*** RECORDED INFORMATION ***

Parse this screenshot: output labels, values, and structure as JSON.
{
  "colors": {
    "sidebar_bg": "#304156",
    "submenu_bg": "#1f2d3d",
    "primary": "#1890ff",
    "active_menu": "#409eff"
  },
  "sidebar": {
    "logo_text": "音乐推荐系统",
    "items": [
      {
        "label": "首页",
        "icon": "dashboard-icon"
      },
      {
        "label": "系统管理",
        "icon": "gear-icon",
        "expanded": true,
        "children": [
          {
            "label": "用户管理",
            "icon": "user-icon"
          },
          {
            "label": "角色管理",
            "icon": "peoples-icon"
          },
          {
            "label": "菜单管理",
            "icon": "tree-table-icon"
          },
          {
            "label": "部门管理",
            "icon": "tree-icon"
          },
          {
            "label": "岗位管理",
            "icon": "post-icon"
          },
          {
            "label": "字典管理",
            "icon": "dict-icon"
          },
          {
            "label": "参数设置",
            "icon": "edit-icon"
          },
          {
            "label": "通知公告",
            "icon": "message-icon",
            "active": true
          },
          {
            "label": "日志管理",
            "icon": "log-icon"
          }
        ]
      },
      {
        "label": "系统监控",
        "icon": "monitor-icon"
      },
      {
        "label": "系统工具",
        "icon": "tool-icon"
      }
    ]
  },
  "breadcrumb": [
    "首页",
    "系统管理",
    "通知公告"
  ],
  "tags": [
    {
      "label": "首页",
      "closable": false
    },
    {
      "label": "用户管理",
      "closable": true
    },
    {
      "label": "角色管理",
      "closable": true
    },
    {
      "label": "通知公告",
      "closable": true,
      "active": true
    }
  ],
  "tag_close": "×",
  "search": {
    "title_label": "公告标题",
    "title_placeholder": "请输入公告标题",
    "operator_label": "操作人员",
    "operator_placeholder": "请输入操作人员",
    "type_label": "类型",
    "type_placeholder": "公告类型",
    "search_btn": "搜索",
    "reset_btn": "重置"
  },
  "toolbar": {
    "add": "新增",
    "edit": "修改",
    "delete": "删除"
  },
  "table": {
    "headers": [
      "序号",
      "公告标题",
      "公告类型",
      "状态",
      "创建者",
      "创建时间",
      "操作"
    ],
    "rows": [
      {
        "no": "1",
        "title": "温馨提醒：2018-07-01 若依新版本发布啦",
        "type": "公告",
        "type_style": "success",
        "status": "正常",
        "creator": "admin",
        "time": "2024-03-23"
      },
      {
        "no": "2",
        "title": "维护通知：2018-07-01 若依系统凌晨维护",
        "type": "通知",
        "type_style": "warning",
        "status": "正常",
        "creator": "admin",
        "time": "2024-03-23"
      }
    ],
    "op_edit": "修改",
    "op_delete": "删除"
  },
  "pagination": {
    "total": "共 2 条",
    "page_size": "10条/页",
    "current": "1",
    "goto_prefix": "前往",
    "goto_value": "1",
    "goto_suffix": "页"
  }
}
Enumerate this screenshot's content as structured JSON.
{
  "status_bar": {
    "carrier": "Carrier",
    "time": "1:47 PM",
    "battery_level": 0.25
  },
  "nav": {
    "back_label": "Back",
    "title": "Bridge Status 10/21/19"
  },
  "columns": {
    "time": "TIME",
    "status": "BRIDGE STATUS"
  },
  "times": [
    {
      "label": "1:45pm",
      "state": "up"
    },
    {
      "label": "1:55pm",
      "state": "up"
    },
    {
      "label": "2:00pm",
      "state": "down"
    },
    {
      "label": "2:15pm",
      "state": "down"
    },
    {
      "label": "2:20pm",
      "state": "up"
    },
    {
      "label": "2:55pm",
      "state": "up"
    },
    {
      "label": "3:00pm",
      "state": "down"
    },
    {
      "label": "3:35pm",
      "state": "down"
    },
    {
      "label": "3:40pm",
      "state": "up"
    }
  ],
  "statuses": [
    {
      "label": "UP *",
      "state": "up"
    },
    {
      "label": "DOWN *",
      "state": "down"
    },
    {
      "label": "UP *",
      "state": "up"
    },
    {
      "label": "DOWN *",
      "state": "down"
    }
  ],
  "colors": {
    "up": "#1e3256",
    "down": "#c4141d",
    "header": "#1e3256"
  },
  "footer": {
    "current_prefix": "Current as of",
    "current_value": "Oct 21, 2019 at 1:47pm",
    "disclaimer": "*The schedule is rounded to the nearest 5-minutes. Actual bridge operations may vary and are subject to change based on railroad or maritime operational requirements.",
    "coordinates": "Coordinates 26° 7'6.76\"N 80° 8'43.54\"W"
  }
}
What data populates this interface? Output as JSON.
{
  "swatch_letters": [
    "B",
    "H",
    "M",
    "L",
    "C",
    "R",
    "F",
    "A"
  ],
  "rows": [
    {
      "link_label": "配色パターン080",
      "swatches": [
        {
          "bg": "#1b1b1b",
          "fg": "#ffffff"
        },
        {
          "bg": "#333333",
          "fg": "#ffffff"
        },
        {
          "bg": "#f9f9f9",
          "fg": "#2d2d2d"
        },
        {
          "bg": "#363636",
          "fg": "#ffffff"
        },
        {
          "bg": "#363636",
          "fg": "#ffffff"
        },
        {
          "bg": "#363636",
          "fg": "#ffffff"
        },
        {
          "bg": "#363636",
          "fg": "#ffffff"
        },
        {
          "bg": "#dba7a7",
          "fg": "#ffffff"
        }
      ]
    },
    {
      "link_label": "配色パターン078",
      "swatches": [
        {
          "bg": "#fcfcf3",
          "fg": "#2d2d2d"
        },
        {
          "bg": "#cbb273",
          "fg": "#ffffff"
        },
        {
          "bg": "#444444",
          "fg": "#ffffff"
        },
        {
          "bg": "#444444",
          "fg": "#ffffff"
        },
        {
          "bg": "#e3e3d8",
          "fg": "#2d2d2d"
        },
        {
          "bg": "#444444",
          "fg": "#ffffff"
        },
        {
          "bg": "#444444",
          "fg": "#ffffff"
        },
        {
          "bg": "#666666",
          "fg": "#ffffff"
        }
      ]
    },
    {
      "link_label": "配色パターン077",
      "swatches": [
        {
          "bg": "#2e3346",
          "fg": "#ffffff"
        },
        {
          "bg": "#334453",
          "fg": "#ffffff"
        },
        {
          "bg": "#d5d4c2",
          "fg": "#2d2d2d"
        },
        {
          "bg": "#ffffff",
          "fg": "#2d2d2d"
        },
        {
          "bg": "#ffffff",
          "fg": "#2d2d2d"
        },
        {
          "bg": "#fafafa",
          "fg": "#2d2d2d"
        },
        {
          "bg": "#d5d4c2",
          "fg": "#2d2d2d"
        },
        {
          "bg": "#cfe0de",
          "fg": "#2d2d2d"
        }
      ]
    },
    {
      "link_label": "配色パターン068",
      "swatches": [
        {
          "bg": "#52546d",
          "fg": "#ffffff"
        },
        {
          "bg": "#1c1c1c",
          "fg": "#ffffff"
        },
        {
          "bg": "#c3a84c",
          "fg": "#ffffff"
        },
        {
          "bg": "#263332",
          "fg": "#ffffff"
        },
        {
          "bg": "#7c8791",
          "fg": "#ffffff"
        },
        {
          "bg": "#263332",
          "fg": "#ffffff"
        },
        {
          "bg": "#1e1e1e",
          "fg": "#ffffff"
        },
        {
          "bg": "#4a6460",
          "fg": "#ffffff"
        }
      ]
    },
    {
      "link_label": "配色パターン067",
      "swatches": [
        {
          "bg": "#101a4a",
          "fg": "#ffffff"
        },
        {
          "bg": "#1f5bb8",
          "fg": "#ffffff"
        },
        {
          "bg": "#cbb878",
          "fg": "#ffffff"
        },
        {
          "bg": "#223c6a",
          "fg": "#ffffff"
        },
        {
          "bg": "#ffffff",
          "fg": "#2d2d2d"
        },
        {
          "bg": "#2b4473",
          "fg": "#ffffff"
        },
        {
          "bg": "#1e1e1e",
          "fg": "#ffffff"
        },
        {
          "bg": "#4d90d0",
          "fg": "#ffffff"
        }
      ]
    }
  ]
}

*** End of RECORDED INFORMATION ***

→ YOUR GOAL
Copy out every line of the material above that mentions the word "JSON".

→ YOUR SOLUTION
Parse this screenshot: output labels, values, and structure as JSON.
Enumerate this screenshot's content as structured JSON.
What data populates this interface? Output as JSON.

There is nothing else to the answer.